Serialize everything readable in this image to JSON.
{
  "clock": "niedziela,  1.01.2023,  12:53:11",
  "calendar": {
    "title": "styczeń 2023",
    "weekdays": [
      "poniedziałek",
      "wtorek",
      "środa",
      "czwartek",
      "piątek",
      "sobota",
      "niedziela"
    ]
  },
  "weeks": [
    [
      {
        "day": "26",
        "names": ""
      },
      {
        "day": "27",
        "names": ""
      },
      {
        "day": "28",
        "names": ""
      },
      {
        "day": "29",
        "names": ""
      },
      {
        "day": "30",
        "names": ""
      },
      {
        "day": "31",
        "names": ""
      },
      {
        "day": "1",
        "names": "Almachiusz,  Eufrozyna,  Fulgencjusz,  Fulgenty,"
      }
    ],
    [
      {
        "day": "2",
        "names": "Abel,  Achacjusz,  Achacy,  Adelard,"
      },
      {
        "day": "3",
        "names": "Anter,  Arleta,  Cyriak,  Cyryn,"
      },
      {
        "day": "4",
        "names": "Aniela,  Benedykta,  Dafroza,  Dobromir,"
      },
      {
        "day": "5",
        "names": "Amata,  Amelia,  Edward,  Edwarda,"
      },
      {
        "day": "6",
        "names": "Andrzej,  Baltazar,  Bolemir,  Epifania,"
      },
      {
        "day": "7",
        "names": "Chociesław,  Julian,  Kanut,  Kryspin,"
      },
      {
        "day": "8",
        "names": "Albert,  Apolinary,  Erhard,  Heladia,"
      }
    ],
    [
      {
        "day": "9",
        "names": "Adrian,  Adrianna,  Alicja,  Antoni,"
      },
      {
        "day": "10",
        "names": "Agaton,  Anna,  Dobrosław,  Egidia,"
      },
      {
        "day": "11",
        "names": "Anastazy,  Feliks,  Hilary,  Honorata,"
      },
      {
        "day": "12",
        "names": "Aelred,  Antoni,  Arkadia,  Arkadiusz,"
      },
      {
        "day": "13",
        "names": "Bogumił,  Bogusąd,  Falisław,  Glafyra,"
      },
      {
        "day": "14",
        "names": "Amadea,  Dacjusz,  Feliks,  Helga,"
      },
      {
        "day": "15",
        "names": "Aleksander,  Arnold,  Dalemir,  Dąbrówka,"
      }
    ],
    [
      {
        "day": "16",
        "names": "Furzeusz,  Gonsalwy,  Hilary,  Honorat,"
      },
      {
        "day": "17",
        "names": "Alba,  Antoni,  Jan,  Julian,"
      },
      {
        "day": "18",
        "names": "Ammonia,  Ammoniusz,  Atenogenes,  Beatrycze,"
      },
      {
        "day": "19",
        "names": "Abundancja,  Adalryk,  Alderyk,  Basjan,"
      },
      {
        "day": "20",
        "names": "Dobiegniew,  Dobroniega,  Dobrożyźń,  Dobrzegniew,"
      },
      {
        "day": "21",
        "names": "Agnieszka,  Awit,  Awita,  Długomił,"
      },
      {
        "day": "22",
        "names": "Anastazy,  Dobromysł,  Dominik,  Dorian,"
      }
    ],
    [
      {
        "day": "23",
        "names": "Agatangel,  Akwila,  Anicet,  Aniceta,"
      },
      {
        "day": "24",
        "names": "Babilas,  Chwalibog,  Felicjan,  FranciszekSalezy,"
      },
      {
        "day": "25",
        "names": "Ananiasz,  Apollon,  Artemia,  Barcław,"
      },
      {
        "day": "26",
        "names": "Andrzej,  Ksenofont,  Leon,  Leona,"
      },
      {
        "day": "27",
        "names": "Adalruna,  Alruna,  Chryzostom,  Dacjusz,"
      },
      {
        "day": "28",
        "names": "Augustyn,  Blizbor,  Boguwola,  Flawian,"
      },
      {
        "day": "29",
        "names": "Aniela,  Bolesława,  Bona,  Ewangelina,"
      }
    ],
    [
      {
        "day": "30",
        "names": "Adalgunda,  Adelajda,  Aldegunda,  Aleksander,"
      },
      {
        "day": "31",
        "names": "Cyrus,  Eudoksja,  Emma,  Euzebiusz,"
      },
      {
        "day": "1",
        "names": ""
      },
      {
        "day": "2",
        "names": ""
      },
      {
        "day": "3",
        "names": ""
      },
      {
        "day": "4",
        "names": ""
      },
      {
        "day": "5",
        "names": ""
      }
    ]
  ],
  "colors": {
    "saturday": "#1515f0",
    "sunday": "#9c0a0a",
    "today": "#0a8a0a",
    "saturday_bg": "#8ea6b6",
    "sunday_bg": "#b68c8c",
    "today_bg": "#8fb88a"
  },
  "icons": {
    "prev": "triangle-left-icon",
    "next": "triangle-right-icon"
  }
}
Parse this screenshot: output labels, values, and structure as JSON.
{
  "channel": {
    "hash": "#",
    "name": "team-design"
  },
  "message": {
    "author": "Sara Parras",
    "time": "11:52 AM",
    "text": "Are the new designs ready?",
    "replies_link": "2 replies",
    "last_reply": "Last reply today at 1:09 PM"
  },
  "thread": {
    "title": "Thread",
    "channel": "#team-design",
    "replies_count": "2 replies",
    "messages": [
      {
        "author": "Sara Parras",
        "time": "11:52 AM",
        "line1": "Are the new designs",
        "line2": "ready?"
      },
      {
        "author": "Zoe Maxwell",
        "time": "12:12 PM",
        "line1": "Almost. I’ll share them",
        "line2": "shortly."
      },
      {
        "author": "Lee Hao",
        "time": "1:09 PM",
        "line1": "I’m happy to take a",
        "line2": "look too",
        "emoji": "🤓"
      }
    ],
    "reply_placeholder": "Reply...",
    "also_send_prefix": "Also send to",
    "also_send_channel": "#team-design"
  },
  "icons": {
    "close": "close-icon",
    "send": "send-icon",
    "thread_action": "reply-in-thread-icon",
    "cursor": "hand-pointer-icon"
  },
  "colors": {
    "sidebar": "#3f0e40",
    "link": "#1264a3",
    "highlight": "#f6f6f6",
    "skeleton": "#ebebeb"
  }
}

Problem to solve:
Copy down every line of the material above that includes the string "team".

Your solution:
    "name": "team-design"
    "channel": "#team-design",
    "also_send_channel": "#team-design"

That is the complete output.